● **GIVEN INFORMATION**:

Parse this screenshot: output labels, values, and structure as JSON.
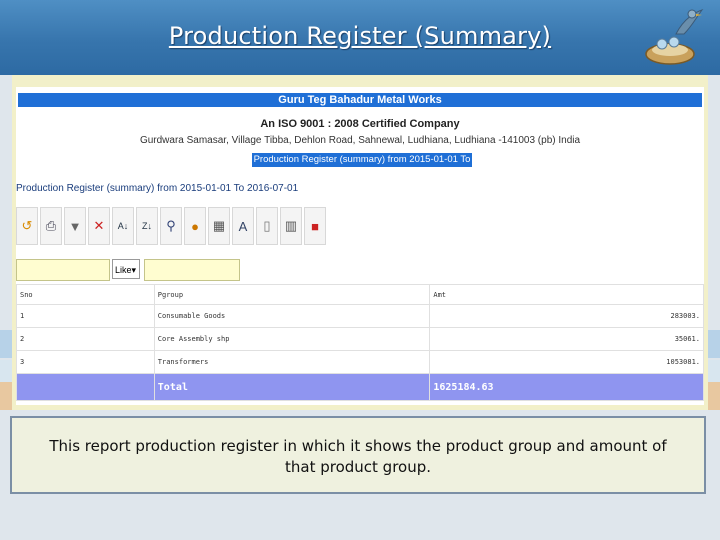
{
  "slide": {
    "title": "Production Register (Summary)"
  },
  "report": {
    "company_name": "Guru Teg Bahadur Metal Works",
    "certification": "An ISO 9001 : 2008 Certified Company",
    "address": "Gurdwara Samasar, Village Tibba, Dehlon Road, Sahnewal, Ludhiana, Ludhiana -141003 (pb) India",
    "title_box": "Production Register (summary) from 2015-01-01 To 2016-07-01",
    "caption": "Production Register (summary) from 2015-01-01 To 2016-07-01"
  },
  "toolbar": {
    "icons": [
      "refresh-icon",
      "print-icon",
      "filter-icon",
      "clear-filter-icon",
      "sort-asc-icon",
      "sort-desc-icon",
      "search-icon",
      "clear-search-icon",
      "grid-icon",
      "text-icon",
      "export-icon",
      "columns-icon",
      "pdf-icon"
    ]
  },
  "filter": {
    "operator": "Like"
  },
  "table": {
    "headers": [
      "Sno",
      "Pgroup",
      "Amt"
    ],
    "rows": [
      {
        "sno": "1",
        "group": "Consumable Goods",
        "amount": "283003."
      },
      {
        "sno": "2",
        "group": "Core Assembly shp",
        "amount": "35061."
      },
      {
        "sno": "3",
        "group": "Transformers",
        "amount": "1053081."
      }
    ],
    "total_label": "Total",
    "total_amount": "1625184.63"
  },
  "note": {
    "text": "This report production register in which it shows the product group and amount of that product group."
  },
  "colors": {
    "header_blue": "#3775ad",
    "company_bar": "#1f6fd6",
    "total_row": "#8f95f0",
    "filter_input": "#fffdd0"
  }
}
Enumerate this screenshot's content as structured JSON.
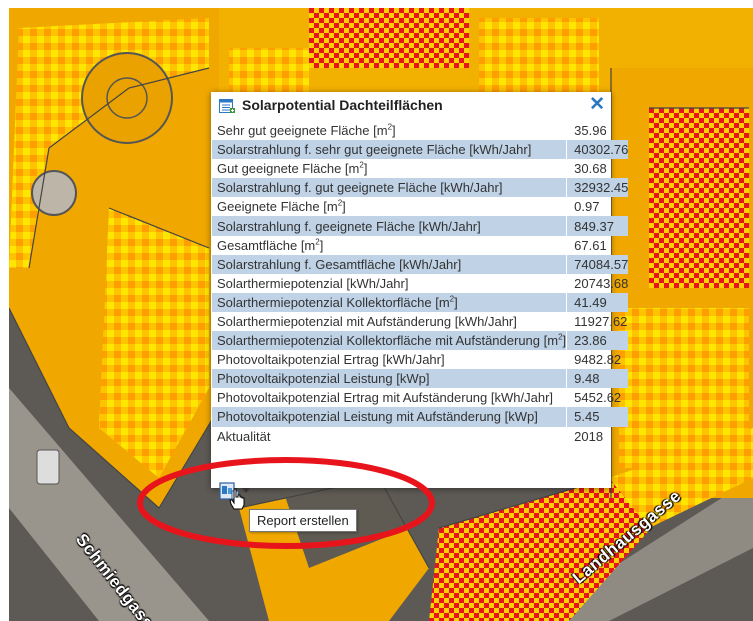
{
  "popup": {
    "title": "Solarpotential Dachteilflächen",
    "icon": "table-icon",
    "close": "✕",
    "rows": [
      {
        "label": "Sehr gut geeignete Fläche [m",
        "sup": "2",
        "suffix": "]",
        "value": "35.96"
      },
      {
        "label": "Solarstrahlung f. sehr gut geeignete Fläche [kWh/Jahr]",
        "sup": "",
        "suffix": "",
        "value": "40302.76"
      },
      {
        "label": "Gut geeignete Fläche [m",
        "sup": "2",
        "suffix": "]",
        "value": "30.68"
      },
      {
        "label": "Solarstrahlung f. gut geeignete Fläche [kWh/Jahr]",
        "sup": "",
        "suffix": "",
        "value": "32932.45"
      },
      {
        "label": "Geeignete Fläche [m",
        "sup": "2",
        "suffix": "]",
        "value": "0.97"
      },
      {
        "label": "Solarstrahlung f. geeignete Fläche [kWh/Jahr]",
        "sup": "",
        "suffix": "",
        "value": "849.37"
      },
      {
        "label": "Gesamtfläche [m",
        "sup": "2",
        "suffix": "]",
        "value": "67.61"
      },
      {
        "label": "Solarstrahlung f. Gesamtfläche [kWh/Jahr]",
        "sup": "",
        "suffix": "",
        "value": "74084.57"
      },
      {
        "label": "Solarthermiepotenzial [kWh/Jahr]",
        "sup": "",
        "suffix": "",
        "value": "20743.68"
      },
      {
        "label": "Solarthermiepotenzial Kollektorfläche [m",
        "sup": "2",
        "suffix": "]",
        "value": "41.49"
      },
      {
        "label": "Solarthermiepotenzial mit Aufständerung [kWh/Jahr]",
        "sup": "",
        "suffix": "",
        "value": "11927.62"
      },
      {
        "label": "Solarthermiepotenzial Kollektorfläche mit Aufständerung [m",
        "sup": "2",
        "suffix": "]",
        "value": "23.86"
      },
      {
        "label": "Photovoltaikpotenzial Ertrag [kWh/Jahr]",
        "sup": "",
        "suffix": "",
        "value": "9482.82"
      },
      {
        "label": "Photovoltaikpotenzial Leistung [kWp]",
        "sup": "",
        "suffix": "",
        "value": "9.48"
      },
      {
        "label": "Photovoltaikpotenzial Ertrag mit Aufständerung [kWh/Jahr]",
        "sup": "",
        "suffix": "",
        "value": "5452.62"
      },
      {
        "label": "Photovoltaikpotenzial Leistung mit Aufständerung [kWp]",
        "sup": "",
        "suffix": "",
        "value": "5.45"
      },
      {
        "label": "Aktualität",
        "sup": "",
        "suffix": "",
        "value": "2018"
      }
    ]
  },
  "report": {
    "icon": "report-icon",
    "tooltip": "Report erstellen"
  },
  "map": {
    "street_left": "Schmiedgasse",
    "street_right": "Landhausgasse",
    "colors": {
      "suitable": "#ffc400",
      "good": "#ffe800",
      "very_good": "#e8141c",
      "roof": "#f5aa00",
      "highlight": "#e8141c"
    }
  }
}
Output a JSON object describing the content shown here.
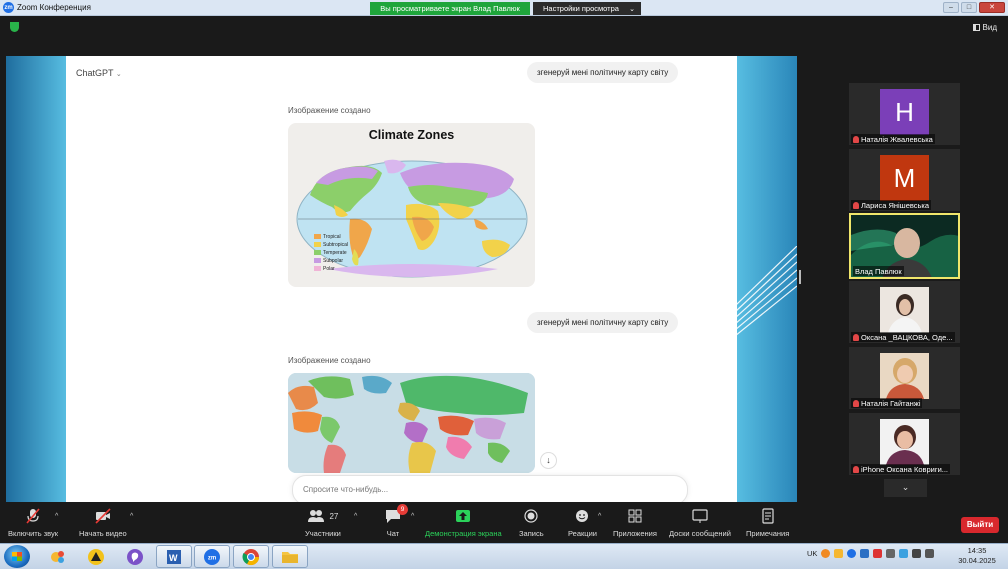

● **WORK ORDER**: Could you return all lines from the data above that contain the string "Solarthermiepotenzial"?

● **ANSWER TO THIS PROBLEM**:
        "label": "Solarthermiepotenzial [kWh/Jahr]",
        "label": "Solarthermiepotenzial Kollektorfläche [m",
        "label": "Solarthermiepotenzial mit Aufständerung [kWh/Jahr]",
        "label": "Solarthermiepotenzial Kollektorfläche mit Aufständerung [m",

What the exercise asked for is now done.